━━━ Task input ━━━

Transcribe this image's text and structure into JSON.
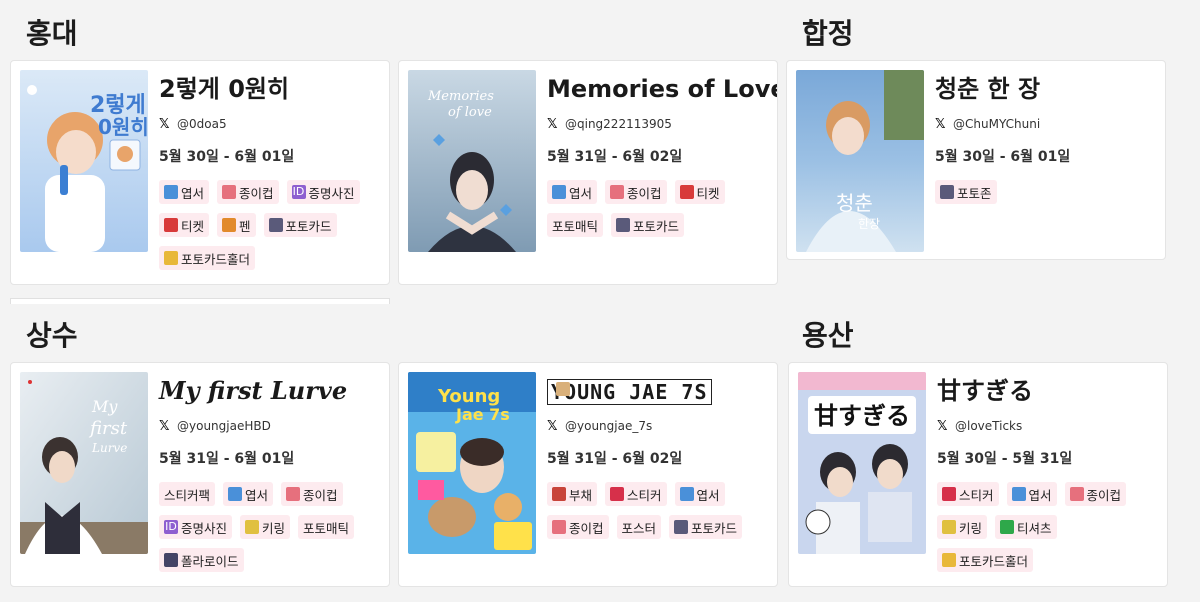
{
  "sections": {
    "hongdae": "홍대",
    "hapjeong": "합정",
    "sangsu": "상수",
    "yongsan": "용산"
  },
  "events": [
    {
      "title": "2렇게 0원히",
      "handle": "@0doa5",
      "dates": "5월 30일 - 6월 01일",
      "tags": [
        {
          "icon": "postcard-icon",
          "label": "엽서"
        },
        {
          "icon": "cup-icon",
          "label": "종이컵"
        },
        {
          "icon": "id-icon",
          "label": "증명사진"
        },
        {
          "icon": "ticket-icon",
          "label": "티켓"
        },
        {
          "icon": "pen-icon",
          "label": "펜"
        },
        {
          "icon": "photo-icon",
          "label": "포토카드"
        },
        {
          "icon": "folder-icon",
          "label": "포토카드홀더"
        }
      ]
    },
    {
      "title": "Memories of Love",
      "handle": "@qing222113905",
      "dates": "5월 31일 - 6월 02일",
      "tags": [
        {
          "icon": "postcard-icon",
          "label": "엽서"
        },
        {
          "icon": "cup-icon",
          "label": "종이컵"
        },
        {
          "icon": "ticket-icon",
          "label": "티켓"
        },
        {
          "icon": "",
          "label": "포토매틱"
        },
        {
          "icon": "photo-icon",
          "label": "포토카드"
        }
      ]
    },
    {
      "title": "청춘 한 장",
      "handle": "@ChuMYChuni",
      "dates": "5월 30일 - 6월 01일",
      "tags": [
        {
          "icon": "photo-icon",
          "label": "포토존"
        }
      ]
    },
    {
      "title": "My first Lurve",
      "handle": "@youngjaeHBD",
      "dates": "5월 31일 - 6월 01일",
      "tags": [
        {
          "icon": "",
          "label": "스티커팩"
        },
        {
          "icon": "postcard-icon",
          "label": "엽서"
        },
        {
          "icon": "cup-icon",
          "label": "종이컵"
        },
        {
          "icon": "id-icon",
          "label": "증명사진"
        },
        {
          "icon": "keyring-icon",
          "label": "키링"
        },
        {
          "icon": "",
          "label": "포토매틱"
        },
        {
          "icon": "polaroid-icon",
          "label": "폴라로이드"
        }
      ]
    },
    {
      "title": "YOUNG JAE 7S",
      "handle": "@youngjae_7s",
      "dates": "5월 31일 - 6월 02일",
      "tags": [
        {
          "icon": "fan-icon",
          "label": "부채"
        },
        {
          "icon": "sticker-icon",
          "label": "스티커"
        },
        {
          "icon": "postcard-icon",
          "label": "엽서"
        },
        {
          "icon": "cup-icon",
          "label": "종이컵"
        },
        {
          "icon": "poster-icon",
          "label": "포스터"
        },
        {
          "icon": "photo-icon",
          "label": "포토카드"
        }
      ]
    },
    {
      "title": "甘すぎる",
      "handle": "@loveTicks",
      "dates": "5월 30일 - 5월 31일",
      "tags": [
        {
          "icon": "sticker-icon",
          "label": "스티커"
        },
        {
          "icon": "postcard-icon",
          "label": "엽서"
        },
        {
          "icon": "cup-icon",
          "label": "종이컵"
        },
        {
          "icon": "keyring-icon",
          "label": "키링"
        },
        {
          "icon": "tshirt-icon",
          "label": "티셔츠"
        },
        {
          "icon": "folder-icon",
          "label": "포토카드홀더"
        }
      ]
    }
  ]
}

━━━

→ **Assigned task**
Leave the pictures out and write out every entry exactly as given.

→ **Answer below**
Transcribe this image's text and structure into JSON.
{
  "sections": {
    "hongdae": "홍대",
    "hapjeong": "합정",
    "sangsu": "상수",
    "yongsan": "용산"
  },
  "events": [
    {
      "title": "2렇게 0원히",
      "handle": "@0doa5",
      "dates": "5월 30일 - 6월 01일",
      "tags": [
        {
          "icon": "postcard-icon",
          "label": "엽서"
        },
        {
          "icon": "cup-icon",
          "label": "종이컵"
        },
        {
          "icon": "id-icon",
          "label": "증명사진"
        },
        {
          "icon": "ticket-icon",
          "label": "티켓"
        },
        {
          "icon": "pen-icon",
          "label": "펜"
        },
        {
          "icon": "photo-icon",
          "label": "포토카드"
        },
        {
          "icon": "folder-icon",
          "label": "포토카드홀더"
        }
      ]
    },
    {
      "title": "Memories of Love",
      "handle": "@qing222113905",
      "dates": "5월 31일 - 6월 02일",
      "tags": [
        {
          "icon": "postcard-icon",
          "label": "엽서"
        },
        {
          "icon": "cup-icon",
          "label": "종이컵"
        },
        {
          "icon": "ticket-icon",
          "label": "티켓"
        },
        {
          "icon": "",
          "label": "포토매틱"
        },
        {
          "icon": "photo-icon",
          "label": "포토카드"
        }
      ]
    },
    {
      "title": "청춘 한 장",
      "handle": "@ChuMYChuni",
      "dates": "5월 30일 - 6월 01일",
      "tags": [
        {
          "icon": "photo-icon",
          "label": "포토존"
        }
      ]
    },
    {
      "title": "My first Lurve",
      "handle": "@youngjaeHBD",
      "dates": "5월 31일 - 6월 01일",
      "tags": [
        {
          "icon": "",
          "label": "스티커팩"
        },
        {
          "icon": "postcard-icon",
          "label": "엽서"
        },
        {
          "icon": "cup-icon",
          "label": "종이컵"
        },
        {
          "icon": "id-icon",
          "label": "증명사진"
        },
        {
          "icon": "keyring-icon",
          "label": "키링"
        },
        {
          "icon": "",
          "label": "포토매틱"
        },
        {
          "icon": "polaroid-icon",
          "label": "폴라로이드"
        }
      ]
    },
    {
      "title": "YOUNG JAE 7S",
      "handle": "@youngjae_7s",
      "dates": "5월 31일 - 6월 02일",
      "tags": [
        {
          "icon": "fan-icon",
          "label": "부채"
        },
        {
          "icon": "sticker-icon",
          "label": "스티커"
        },
        {
          "icon": "postcard-icon",
          "label": "엽서"
        },
        {
          "icon": "cup-icon",
          "label": "종이컵"
        },
        {
          "icon": "poster-icon",
          "label": "포스터"
        },
        {
          "icon": "photo-icon",
          "label": "포토카드"
        }
      ]
    },
    {
      "title": "甘すぎる",
      "handle": "@loveTicks",
      "dates": "5월 30일 - 5월 31일",
      "tags": [
        {
          "icon": "sticker-icon",
          "label": "스티커"
        },
        {
          "icon": "postcard-icon",
          "label": "엽서"
        },
        {
          "icon": "cup-icon",
          "label": "종이컵"
        },
        {
          "icon": "keyring-icon",
          "label": "키링"
        },
        {
          "icon": "tshirt-icon",
          "label": "티셔츠"
        },
        {
          "icon": "folder-icon",
          "label": "포토카드홀더"
        }
      ]
    }
  ]
}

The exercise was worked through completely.